We do not want to give either one up. Is there hope that, with work, Teddy could get along with Sophie? We haven’t introduced him to our son’s 8- or 9-year-old male Australian Shepherd or our daughter’s 3-year-old female terrier mix. We’ve grown to love him in the short time we’ve had him, but are we putting the puppy at risk. Is it possible Teddy could hurt or kill her?
Duane and Laura
Hi Duane and Laura,
To answer your last question first — yes, Teddy could kill her. He has already shown the ability to hurt her. This puppy is counting on you to keep her safe and, although you have been watching, things have still happened.
If you cannot guarantee the puppy is safe, you need to re-home the puppy. I always try to keep dogs together, but on some occasions, the safe thing to do is find a new home — as gut-wrenching as that sounds.
Puppies can be challenging for most dogs under the best of circumstances, but you have a situation where you have brought two new dogs into the home right on top of one another.
Rescuing a dog is great, but these dogs often have issues you need to flesh out. This can take several months and should be your primary focus. Until that dog is comfortable and behaving how you wish, you should not be adding a second dog into the situation.
As for their interactions together, you should not be correcting Teddy for growling or baring his teeth. As humans, our first instinct is to interpret that as aggression. It is not.
Baring the teeth and growling is a dog’s way of saying “I disagree.” If you were corrected or punished when you disagreed with something that scared or frightened you, or that you didn’t like, you would learn to deal with it in other ways. Dogs do the same thing.
Sadly, many dogs who are corrected or punished for growling simply stop doing it. Sounds good, right? It's not. These dogs now simply bite without warning first.
If you do keep the puppy, you need to limit her time around Teddy — at least for now. When they are together, there should be no high-value items like food, chew items or water, since this has triggered aggressive and protective behavior from Teddy in the past.
I'd recommend setting up a puppy play pen where the puppy can sleep, eat and be left safely when you can't supervise the dogs together. I'd also make sure Teddy has multiple times a day where he is alone or alone with one of you. He needs some “me time” to feel good and not have the puppy lurking.

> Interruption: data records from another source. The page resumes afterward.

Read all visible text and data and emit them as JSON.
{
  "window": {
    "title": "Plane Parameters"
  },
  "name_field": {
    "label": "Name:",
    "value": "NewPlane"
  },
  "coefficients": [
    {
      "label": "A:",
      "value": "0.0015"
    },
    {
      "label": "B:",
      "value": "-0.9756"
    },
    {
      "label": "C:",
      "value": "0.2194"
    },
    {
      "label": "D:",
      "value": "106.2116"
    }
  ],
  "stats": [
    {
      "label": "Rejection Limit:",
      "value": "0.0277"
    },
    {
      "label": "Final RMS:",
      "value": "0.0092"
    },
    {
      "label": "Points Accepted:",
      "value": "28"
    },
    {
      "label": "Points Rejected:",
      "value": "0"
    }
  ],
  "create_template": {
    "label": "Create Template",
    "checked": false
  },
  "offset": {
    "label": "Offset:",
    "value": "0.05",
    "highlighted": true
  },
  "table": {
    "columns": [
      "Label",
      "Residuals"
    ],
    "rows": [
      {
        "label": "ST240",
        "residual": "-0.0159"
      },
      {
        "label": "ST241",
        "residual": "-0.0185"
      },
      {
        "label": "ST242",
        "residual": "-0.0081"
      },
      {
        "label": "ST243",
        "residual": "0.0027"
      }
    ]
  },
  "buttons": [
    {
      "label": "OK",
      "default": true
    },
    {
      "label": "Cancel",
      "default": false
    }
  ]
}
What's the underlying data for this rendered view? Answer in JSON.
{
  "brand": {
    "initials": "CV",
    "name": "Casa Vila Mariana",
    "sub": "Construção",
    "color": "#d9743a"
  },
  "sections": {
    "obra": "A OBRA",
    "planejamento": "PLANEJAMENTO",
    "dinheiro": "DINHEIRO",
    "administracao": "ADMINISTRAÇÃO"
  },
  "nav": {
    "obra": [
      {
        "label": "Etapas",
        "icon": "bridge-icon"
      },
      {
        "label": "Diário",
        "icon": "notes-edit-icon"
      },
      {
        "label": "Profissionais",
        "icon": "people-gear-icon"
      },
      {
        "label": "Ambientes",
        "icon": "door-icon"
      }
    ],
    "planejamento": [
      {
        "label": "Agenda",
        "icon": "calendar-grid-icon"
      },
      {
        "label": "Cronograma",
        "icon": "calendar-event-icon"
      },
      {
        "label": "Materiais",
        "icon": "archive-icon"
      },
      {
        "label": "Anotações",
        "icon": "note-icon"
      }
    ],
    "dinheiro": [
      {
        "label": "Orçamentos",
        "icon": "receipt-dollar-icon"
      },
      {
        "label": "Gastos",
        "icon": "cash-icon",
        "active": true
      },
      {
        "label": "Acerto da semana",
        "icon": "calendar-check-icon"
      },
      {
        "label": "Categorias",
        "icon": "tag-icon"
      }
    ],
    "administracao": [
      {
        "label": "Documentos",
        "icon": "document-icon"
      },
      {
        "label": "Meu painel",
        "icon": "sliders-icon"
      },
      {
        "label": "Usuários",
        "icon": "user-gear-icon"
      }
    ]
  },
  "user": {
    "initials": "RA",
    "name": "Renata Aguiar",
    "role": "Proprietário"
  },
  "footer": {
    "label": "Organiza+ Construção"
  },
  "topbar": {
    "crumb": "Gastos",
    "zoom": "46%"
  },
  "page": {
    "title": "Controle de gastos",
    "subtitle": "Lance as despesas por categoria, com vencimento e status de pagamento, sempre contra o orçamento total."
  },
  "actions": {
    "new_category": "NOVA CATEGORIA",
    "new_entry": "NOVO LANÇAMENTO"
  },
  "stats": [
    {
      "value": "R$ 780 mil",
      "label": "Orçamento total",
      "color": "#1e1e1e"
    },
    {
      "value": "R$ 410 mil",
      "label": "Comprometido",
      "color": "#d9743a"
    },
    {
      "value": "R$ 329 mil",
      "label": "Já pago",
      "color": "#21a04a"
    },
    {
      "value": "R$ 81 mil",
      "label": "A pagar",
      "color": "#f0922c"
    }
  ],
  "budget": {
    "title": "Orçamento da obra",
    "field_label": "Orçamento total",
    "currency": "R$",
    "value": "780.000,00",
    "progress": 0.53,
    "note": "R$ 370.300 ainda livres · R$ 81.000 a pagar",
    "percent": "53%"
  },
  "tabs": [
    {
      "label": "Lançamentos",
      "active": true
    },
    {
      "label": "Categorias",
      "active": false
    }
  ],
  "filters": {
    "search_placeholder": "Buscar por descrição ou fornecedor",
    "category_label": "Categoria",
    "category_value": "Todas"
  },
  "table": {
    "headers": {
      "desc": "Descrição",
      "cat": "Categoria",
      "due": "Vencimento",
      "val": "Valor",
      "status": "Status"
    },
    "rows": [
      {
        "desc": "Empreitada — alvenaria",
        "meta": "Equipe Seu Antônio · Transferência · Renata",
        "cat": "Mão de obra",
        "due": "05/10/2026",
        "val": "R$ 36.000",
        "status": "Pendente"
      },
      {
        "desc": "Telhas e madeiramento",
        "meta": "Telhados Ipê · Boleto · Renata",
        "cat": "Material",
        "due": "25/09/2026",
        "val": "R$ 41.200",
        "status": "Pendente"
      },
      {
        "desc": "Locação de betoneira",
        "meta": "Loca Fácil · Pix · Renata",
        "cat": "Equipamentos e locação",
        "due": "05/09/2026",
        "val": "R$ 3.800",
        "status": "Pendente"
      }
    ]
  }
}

You also need to enroll the puppy is a puppy socialization class, where she can develop good social skills playing with puppies of similar size and maturity. This will help greatly.
Make sure Teddy is getting at least one hour of exercise every day. This is best done in short, more intense exercise sessions happening every two to four hours. This video includes tips for creative ways of exercising a dog.
Lastly, this post includes a number of tips that can help Teddy learn to like the new puppy.
I'm hopeful that these changes will give you and the dogs some breathing room to get acclimated to the new living situation. If things don’t improve in a month after making these changes, you should sit down and reflect on whether or not re-homing the puppy is what is best for everyone involved.
Good luck and remember — everything you do trains your dog. Only sometimes you mean it.